Art has the power to change our minds. But does this hold true while viewing artwork on a screen? This issue was chosen for investigation by an international research team directed by the University of Vienna, the Max Planck Institute for Psycholinguistics in Nijmegen, and the Max Planck Institute for Empirical Aesthetics (MPIEA) in Frankfurt am Main.
The findings have now been published in the journal Computers in Human Behaviour as an open-access publication.
A Google Arts and Culture interactive Monet Water Lily art installation was watched by 240 study participants. They submitted information about their mental state, how much joy they felt when looking at the photographs, and how meaningful they thought the event was by filling out a questionnaire.

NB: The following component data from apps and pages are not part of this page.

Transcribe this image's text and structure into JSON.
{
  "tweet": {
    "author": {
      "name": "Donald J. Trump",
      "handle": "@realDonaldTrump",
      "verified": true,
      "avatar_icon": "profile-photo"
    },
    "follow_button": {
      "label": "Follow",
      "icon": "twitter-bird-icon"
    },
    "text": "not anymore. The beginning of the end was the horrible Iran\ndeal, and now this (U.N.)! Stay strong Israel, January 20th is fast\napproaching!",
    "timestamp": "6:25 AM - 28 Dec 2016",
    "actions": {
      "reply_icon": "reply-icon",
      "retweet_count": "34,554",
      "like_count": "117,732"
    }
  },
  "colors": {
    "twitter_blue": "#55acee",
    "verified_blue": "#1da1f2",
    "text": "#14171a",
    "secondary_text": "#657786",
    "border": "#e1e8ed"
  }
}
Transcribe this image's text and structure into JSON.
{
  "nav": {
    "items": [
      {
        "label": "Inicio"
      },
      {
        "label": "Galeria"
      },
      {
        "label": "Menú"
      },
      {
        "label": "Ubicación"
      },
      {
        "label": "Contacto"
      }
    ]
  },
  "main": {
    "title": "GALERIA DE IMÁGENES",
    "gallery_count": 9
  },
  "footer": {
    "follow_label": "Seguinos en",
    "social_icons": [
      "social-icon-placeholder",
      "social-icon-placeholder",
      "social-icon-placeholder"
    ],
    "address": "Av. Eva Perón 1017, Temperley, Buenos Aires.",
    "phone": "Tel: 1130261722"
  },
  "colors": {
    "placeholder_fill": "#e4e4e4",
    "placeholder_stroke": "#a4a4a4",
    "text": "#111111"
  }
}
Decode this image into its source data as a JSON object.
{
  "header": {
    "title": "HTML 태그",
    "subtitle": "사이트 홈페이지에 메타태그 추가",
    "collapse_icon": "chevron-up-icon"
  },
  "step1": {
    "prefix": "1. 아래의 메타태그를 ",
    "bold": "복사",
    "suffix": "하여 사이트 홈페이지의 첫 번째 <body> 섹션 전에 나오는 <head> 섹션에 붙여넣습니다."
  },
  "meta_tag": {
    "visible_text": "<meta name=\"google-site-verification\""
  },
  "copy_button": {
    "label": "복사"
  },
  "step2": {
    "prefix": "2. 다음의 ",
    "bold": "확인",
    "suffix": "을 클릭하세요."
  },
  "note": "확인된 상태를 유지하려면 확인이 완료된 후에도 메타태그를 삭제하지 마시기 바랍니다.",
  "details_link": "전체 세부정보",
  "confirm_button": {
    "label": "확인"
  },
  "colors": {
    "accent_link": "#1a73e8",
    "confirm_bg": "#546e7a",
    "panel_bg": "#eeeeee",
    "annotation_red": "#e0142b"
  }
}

After only a few minutes of watching, the results showed considerable changes in mood and anxiety.
"Online art viewing is an untapped source of support for well-being that can be consumed as bite-sized bits of meaning-making and pleasure," said MacKenzie Trupp, first author from the University of Vienna.The study also found that some participants were more receptive to art than others and were able to benefit more. This advantage could be predicted using a metric called "aesthetic responsiveness."
"Aesthetic responsiveness describes how people react to diverse aesthetic stimuli, like art and nature. The results showed that individuals with high levels of art and aesthetic responsiveness benefit more from online art viewing due to having more pleasurable and meaningful art experiences," said Edward A. Vessel of MPIEA, developer of the Aesthetic Responsiveness Assessment (AReA).
The findings of this study are particularly interesting for people who are unable to visit museums in person, such as those with health problems. Furthermore, the results suggest that interactive art exhibitions and similar online experiences should be designed with an awareness of individual differences in aesthetic responsiveness.
The study thus expands insight into the benefits and limitations of art in digital media and points the way for increasing the wellness potential of online art. (ANI)